If the film has the DX coding on the can then the camera automatically sets the film speed. If the can is not coded then the camera automatically sets the ASA/ISO to 100, and there is no way to override this. If you need a manual, you may download one here.
I believe this is a point and shoot model, if so, all you need to do is load film and go, the camera does the rest. You may want to shoot and get a test roll developed before the 28th if it's something important. New film is DX coded, so it'll tell pretty much any P&S model made past 1985 what speed film is loaded. The camera takes it from there, all you need to do is aim and push the button.
The hardest thing about low light photography is balancing your available shutter speed to the amount of action you're trying to capture.
Here are a few things to try:
1) Try using a tripod. Steadying your camera during long exposures will greatly improve your image clarity.
2) Buy a faster film. You may need to increase your film's ISO setting. Try 400 to start, then go up from there. Remember, faster film always produces grainy images, and it usually costs a little more to process. If you're stuck with 100 ISO, you can always "push process" the film, where a given ISO is let to sit in its developer longer than usual--This will cost you more too!
3) Invest in a good flash system. Nikon has tons of hotshoe flash systems that rarely compromise the ambient light-mood of a given situation. Look for one that lets you aim the flash in different directions, and try to find one that will meter a light situation on its own.
4) Turn on the lights. If you're ok with losing some of the romance of an image, turn on some more lights to give you some more flexibility when making your exposure choices.
5) Open up your aperture. You may find that a lot less in depth of field will give you a lot more in image clarity and exposure flexibility. Shooting at f2.8 with only a birthday cake lighting your subject will grant you many more valuable shutter stops that shooting the same with f5.6.
Remember, Rebecca, if you're shooting handheld, you must do everything in your power to shoot with the quickest shutter speed available. This will cut down on the blurriness of your indoor images.
--Hope this helps.

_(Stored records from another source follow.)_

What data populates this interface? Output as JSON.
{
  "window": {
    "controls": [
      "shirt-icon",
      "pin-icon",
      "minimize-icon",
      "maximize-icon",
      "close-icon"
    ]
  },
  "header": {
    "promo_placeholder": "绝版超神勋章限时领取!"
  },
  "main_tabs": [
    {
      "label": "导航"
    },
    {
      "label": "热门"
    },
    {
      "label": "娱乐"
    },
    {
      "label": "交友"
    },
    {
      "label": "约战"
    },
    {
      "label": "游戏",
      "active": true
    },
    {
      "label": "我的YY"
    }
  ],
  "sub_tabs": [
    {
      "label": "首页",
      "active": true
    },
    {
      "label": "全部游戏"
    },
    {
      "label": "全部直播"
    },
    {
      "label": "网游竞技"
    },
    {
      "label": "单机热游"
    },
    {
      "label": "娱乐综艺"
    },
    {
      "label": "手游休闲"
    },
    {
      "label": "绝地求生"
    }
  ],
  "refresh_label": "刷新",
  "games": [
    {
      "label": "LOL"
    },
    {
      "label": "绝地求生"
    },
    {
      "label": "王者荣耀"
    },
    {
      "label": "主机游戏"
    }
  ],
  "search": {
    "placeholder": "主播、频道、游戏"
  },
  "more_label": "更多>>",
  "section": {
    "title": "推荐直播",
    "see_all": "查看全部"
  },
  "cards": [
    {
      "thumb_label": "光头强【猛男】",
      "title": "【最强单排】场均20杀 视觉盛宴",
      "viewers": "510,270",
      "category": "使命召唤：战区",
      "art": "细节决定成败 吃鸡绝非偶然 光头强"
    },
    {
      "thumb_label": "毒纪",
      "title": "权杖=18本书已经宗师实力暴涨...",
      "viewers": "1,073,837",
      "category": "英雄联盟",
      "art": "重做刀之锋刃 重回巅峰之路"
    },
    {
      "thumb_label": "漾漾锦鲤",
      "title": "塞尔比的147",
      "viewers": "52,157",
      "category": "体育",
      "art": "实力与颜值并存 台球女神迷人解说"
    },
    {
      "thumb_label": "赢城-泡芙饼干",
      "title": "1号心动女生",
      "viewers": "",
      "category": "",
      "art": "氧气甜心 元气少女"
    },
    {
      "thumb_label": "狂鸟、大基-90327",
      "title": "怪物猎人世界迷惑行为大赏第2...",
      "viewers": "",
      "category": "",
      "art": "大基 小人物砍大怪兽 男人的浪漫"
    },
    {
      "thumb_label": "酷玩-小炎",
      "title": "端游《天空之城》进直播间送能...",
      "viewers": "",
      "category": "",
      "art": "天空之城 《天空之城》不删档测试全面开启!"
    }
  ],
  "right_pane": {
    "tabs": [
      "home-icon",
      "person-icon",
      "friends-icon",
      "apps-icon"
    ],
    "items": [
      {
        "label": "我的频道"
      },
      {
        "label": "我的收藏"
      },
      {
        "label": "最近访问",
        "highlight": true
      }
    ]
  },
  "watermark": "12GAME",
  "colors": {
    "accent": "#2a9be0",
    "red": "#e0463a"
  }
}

the only thing that I could think of when I read your situation is, that you might not be using a DX coated films. see, the camera reads the bar code on the film and maybe it is not the same program. check the camear manual and make sure you are using the same kind of the suggested film in the manual. good luck